What is being asked: Each line of the records below that holds "бензин" should be returned.

____

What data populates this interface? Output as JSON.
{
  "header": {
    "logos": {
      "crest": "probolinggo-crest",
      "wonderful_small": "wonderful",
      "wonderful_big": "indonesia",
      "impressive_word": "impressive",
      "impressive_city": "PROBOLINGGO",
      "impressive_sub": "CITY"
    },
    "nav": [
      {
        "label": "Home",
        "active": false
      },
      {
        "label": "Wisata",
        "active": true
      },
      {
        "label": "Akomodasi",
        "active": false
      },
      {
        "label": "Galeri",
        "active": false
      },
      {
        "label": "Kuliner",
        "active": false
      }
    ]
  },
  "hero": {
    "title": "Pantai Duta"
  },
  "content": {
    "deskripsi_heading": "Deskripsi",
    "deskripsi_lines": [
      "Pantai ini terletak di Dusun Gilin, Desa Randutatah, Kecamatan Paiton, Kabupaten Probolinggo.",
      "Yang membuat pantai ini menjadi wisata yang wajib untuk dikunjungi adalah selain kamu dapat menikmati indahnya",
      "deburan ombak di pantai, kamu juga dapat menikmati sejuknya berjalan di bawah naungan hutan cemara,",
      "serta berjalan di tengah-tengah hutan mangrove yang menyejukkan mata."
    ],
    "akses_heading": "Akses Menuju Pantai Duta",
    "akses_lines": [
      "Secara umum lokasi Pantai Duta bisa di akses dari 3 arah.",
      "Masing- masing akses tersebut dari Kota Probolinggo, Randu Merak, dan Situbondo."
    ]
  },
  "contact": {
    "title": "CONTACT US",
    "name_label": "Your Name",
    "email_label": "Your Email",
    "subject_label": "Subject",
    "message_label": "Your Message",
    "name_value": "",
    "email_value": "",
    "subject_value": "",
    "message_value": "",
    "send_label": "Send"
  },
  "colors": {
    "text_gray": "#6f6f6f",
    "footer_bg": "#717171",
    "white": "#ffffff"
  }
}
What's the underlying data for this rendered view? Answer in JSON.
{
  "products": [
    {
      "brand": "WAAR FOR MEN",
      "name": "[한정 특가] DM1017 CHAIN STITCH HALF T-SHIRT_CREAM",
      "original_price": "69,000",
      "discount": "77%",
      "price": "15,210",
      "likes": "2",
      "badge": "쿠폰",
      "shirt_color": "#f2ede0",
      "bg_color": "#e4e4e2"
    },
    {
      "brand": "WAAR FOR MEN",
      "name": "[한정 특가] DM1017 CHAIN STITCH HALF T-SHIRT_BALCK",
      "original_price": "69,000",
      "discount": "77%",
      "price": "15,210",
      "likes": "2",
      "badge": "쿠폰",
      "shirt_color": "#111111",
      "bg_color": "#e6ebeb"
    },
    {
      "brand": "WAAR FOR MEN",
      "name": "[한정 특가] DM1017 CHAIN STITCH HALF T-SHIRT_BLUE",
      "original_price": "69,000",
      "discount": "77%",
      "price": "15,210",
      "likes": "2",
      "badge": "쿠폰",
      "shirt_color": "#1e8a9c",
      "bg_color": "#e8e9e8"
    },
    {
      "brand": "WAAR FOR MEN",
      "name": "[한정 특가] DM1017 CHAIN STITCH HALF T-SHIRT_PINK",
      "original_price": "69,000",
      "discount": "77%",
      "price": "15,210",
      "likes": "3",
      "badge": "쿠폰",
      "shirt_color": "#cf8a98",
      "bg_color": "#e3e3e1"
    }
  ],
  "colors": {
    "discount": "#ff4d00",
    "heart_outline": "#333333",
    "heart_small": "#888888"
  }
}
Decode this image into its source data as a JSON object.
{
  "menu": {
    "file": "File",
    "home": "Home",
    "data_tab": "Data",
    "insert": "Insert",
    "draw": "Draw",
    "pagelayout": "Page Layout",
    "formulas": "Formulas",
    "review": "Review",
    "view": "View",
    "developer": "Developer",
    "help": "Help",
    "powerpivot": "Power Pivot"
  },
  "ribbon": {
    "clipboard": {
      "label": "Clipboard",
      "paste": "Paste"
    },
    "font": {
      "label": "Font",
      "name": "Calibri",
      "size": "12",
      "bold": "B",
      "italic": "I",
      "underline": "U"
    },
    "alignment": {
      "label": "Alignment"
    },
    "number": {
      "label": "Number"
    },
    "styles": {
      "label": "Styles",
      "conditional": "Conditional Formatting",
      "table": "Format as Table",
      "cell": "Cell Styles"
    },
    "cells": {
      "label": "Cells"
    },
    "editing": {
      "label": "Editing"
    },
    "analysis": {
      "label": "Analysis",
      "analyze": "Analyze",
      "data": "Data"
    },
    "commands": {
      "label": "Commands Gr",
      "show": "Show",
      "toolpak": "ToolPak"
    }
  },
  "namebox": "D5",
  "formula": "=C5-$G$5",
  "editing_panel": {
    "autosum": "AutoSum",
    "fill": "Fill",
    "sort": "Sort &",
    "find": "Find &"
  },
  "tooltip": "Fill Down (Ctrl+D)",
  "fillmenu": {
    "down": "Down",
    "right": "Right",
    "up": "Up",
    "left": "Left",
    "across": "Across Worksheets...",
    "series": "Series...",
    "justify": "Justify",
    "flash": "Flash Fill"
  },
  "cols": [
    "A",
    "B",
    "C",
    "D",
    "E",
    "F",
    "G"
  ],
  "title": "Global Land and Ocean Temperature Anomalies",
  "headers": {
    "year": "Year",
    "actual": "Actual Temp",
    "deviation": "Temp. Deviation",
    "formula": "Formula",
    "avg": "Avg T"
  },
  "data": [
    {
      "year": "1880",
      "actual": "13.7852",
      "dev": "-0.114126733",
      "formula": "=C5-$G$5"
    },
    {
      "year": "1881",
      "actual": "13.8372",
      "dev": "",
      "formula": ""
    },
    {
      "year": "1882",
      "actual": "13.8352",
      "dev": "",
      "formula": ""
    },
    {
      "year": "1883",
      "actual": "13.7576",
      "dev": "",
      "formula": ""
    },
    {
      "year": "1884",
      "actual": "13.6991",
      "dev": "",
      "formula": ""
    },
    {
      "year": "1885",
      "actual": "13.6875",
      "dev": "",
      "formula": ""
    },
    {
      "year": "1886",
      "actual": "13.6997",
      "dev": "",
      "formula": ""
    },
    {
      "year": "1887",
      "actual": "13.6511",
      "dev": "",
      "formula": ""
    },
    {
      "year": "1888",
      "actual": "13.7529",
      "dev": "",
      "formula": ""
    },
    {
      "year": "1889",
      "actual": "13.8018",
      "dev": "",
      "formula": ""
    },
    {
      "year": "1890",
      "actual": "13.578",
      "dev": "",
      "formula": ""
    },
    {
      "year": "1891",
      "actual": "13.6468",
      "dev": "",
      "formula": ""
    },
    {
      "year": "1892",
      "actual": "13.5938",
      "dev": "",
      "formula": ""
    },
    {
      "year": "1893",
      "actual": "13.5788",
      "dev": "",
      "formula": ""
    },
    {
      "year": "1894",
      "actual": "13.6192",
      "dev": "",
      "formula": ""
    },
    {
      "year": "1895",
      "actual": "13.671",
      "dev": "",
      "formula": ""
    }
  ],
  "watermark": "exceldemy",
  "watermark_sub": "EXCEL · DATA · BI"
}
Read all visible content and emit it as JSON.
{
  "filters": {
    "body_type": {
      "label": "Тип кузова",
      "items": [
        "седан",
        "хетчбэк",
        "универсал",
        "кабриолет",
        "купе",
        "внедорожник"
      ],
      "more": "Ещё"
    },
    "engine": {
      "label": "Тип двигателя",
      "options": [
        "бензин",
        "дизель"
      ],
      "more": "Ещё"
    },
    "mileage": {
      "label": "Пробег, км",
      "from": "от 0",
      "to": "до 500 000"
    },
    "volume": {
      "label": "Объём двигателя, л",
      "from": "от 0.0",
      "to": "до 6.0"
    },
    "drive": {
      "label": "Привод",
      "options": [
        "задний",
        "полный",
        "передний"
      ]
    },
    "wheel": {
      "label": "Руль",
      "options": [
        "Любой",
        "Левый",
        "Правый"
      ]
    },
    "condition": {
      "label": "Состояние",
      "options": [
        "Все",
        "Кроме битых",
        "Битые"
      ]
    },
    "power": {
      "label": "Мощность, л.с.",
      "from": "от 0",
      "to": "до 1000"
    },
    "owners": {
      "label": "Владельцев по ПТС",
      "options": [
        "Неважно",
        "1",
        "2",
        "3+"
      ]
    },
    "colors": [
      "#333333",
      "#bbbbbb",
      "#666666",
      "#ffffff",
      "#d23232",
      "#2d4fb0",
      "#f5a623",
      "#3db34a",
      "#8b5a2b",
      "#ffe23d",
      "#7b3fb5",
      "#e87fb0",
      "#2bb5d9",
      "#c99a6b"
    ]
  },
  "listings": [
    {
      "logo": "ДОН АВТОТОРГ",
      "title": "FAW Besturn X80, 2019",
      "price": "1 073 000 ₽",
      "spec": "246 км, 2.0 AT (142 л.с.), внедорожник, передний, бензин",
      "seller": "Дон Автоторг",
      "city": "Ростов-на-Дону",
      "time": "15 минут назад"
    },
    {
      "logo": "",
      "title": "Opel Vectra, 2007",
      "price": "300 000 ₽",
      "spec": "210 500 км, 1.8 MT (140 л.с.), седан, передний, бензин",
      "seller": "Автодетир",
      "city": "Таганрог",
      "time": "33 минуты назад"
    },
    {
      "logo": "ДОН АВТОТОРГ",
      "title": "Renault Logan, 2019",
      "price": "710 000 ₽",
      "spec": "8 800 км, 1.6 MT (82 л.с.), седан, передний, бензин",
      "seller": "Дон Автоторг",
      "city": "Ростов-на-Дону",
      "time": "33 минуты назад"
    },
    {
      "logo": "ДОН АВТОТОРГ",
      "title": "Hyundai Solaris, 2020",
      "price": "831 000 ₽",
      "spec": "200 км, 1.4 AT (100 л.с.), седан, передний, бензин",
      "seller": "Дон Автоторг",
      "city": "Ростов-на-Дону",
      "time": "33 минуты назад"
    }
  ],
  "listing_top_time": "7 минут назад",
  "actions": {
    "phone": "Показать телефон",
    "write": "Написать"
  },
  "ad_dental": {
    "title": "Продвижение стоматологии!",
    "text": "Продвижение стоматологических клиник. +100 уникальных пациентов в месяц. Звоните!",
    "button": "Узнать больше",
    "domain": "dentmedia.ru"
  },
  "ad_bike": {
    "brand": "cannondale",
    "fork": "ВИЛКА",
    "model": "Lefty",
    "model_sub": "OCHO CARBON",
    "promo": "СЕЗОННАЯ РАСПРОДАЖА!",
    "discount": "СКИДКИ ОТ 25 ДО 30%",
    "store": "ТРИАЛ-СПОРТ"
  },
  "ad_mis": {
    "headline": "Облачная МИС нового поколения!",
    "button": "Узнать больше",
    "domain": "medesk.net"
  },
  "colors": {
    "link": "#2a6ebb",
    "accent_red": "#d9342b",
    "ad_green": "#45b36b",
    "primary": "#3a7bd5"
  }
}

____

Result for this exercise:
        "бензин",
      "spec": "246 км, 2.0 AT (142 л.с.), внедорожник, передний, бензин",
      "spec": "210 500 км, 1.8 MT (140 л.с.), седан, передний, бензин",
      "spec": "8 800 км, 1.6 MT (82 л.с.), седан, передний, бензин",
      "spec": "200 км, 1.4 AT (100 л.с.), седан, передний, бензин",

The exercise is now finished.